The records below must be copied in full; omit the images.

════════════════════

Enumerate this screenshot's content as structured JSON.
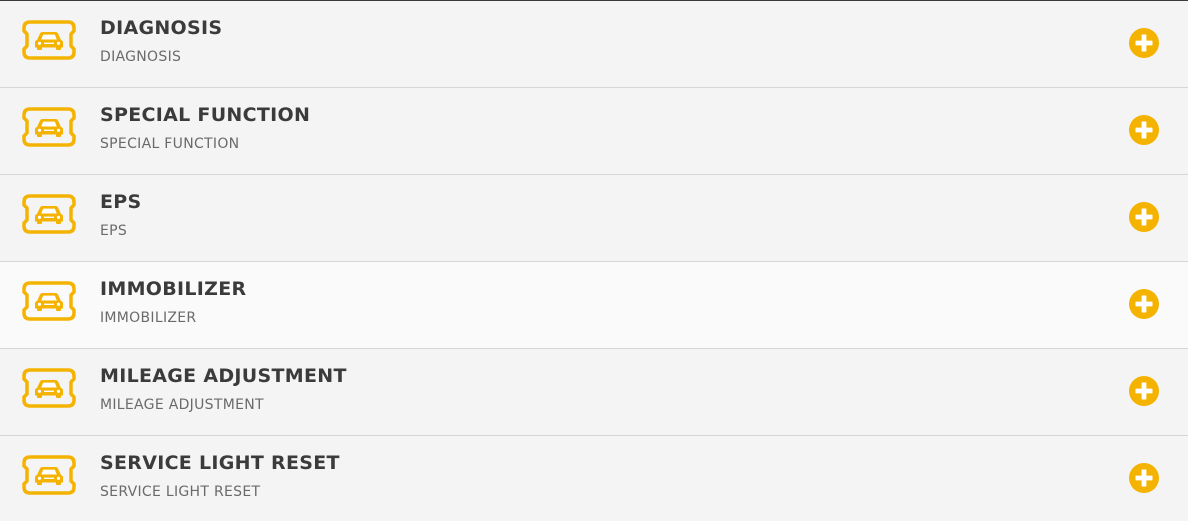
{
  "accent_color": "#f5b301",
  "icon_names": {
    "item": "car-icon",
    "action": "plus-circle-icon"
  },
  "items": [
    {
      "title": "DIAGNOSIS",
      "subtitle": "DIAGNOSIS"
    },
    {
      "title": "SPECIAL FUNCTION",
      "subtitle": "SPECIAL FUNCTION"
    },
    {
      "title": "EPS",
      "subtitle": "EPS"
    },
    {
      "title": "IMMOBILIZER",
      "subtitle": "IMMOBILIZER"
    },
    {
      "title": "MILEAGE ADJUSTMENT",
      "subtitle": "MILEAGE ADJUSTMENT"
    },
    {
      "title": "SERVICE LIGHT RESET",
      "subtitle": "SERVICE LIGHT RESET"
    }
  ]
}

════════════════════

EXPECTED ANSWER:
Enumerate this screenshot's content as structured JSON.
{
  "accent_color": "#f5b301",
  "icon_names": {
    "item": "car-icon",
    "action": "plus-circle-icon"
  },
  "items": [
    {
      "title": "DIAGNOSIS",
      "subtitle": "DIAGNOSIS"
    },
    {
      "title": "SPECIAL FUNCTION",
      "subtitle": "SPECIAL FUNCTION"
    },
    {
      "title": "EPS",
      "subtitle": "EPS"
    },
    {
      "title": "IMMOBILIZER",
      "subtitle": "IMMOBILIZER"
    },
    {
      "title": "MILEAGE ADJUSTMENT",
      "subtitle": "MILEAGE ADJUSTMENT"
    },
    {
      "title": "SERVICE LIGHT RESET",
      "subtitle": "SERVICE LIGHT RESET"
    }
  ]
}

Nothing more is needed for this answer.